While the fight against COVID-19 is still top of mind for most, we must also be mindful of other health concerns that plague people every day such as mental health, obesity, heart conditions, and even accidental injuries like falls.
As adults age, the risk of falls and resulting serious injury grows exponentially. According to the Centers for Disease Control and Prevention (CDC), 1 out of 4 older Americans experiences a severe fall annually. Additionally, after sustaining an initial fall, risks of subsequent falls increase as well.
Falls are the leading cause of injury in older Americans. These physical traumas can result in broken bones, concussions, expensive hospital stays, and even brain damage that contribute to decreased independence or even death.
Reducing Fall Risk
"Unfortunately, I have treated countless preventable falls,” says Summit Health internist and geriatric medicine specialist Dr. Pouja Ahuja. As adults get older, the risk of falls increases, even with simple tasks. Physiologic changes of aging contribute to loss of muscle mass, joint instability, and impairment of balance. All of these factors contribute to increased incidence of devastating falls. “Falls can occur when you least expect them, so it’s important for all older adults to be careful and take preventative steps," says Dr. Ahuja.
Below is some essential information on why older adults fall more and some must-know fall prevention strategies.
Older adults experience an increased risk of falling for a few reasons, including:
- Vision loss: As we age, our peripheral vision decreases. When an older adult can't see as well, fall hazards can go unnoticed. No matter how physically fit someone is, if they're unable to detect those hazards, they're at a huge disadvantage.
- Disease: Certain diseases play a crucial role in increasing fall risk in the elderly. Some disease processes, including Alzheimer’s disease, Parkinson’s disease, Huntington’s disease, vascular dementia, and arthritis affect a person’s ease of movement.
- Environmental Factors: Fall hazards can be present at home and when in public. Perhaps the most dangerous spot for serious falls is at home. People can fall at home due to poor lighting, clutter, and uneven staircases. The results of a fall at home can be even more devastating if you live alone.
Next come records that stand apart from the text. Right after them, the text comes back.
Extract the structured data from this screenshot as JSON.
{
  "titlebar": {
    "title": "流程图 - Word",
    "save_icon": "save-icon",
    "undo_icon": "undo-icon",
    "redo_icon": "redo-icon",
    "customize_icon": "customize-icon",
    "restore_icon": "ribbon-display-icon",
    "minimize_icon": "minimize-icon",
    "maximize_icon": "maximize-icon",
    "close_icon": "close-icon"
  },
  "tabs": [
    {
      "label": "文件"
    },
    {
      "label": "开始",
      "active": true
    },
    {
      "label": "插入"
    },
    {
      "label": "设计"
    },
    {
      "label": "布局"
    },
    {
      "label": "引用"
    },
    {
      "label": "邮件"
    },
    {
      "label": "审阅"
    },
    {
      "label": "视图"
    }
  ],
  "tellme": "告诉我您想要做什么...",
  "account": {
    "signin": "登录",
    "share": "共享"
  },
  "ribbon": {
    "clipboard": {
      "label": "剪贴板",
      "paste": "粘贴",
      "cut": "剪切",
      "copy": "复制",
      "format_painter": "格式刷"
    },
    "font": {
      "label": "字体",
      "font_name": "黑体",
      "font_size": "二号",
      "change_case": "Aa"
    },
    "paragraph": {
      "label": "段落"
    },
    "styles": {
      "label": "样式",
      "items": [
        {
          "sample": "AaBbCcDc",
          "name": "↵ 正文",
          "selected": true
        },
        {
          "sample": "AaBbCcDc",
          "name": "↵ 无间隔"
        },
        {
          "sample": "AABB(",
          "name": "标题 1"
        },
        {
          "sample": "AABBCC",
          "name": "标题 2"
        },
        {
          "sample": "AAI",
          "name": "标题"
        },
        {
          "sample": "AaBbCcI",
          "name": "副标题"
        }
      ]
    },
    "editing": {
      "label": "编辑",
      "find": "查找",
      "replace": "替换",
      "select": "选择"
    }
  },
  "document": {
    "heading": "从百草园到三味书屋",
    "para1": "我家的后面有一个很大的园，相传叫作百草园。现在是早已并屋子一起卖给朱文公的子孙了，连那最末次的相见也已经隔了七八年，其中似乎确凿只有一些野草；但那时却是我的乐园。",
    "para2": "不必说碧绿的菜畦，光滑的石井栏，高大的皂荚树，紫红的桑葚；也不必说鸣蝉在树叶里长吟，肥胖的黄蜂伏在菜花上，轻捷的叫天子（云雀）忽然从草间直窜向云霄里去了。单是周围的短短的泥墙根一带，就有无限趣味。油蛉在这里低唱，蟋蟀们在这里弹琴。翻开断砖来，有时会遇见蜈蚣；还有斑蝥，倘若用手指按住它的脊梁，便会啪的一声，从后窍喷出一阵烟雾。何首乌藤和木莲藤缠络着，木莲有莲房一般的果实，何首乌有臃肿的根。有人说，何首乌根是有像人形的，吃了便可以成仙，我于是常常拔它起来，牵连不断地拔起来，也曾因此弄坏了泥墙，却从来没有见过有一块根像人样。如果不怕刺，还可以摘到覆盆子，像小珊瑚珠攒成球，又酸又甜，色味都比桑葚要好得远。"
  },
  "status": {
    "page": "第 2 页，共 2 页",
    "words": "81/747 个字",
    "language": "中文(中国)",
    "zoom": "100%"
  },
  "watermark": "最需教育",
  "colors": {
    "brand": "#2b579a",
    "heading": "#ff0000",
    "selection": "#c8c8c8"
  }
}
Additionally, people are socializing again, and places are becoming more crowded and noisy. These distractions can be hazardous. Crowded pathways or stairs, where noise is also a distracting factor, can be dangerous places for the elderly.
Fall prevention strategies are critical for preventing falls and ensuring safety. Please find some tips and resources to help decrease chances of a devastating fall and possible injuries.
Stay Active with Exercise
A sharp decline in physical fitness or physical deconditioning is a leading cause of falls in older adults. If an older adult commits to daily exercise, such as taking a walk every day, their chance of serious falls can decrease.
Maintaining good musculoskeletal health is a great way to improve balance and strengthen muscles, increase flexibility, and build resilience.
While exercising does not entirely negate all risk, it allows older adults to build some physical safeguards that those who don't exercise lack. Some good exercises for older adults to consider include walking, water aerobics, stretching, and even Tai Chi.
Outfit Your Home for Safety
Seemingly innocuous environmental factors can end up becoming an older adult's worst nightmare. “Taking small steps to make your home safe can make a big difference in your comfort level. Installing grab bars in bathrooms, cleaning up clutter – such as loose wires and rugs, and having a well-lit home – can all help you prevent falls,” says Dr. Ahuja.
Get an Eye Exam
Since sight is the best method for perceiving dangers around us, it is crucial to make sure your vision is healthy. Getting an eye exam is a great way to determine if you're at risk for falling and to ensure you are getting the tools you need to improve poor eyesight.
Conditions like cataracts and glaucoma make vision in the elderly a complicated thing. Having a regular eye appointment with your ophthalmologist or optometrist is a good step in preventing and treating chronic eye conditions.
In addition to meeting with your eye doctor, practicing good eye hygiene can make a world of difference.
Summit Health's Geriatric Medicine services offer comprehensive solutions for older adults, equipping them with the tools they need to prevent dangerous falls. Additionally, the geriatric medicine team provides physical therapy, nutrition services, and nursing resources.
Be sure to explore Summit Health's geriatricians for further information and services. To book an appointment, call 908-273-4300.
Let Us Be Your Partner in Well-Being
At Summit Health, we care about our patients’ overall health. There are many reasons you may come in to visit with us, but we want to be sure you get the most out of every appointment. At your next visit, be sure to talk to your provider about appropriate screenings and necessary evaluations. Additionally, if you are having trouble affording your medications, let your provider know. It’s important to have these conversations to stay on top of your health and minimize your risk of developing certain diseases.
Pouja A. Ahuja, DO specializes in preventive care and medical treatment for individuals age 65 and older. She is part of a dedicated and trustworthy interdisciplinary team that includes several advanced practice nurses and care managers to provide coordinated care and greater accessibility for both primary and urgent care needs. Remember to discuss fall risk, bladder health, physical activity expectations, and mental health.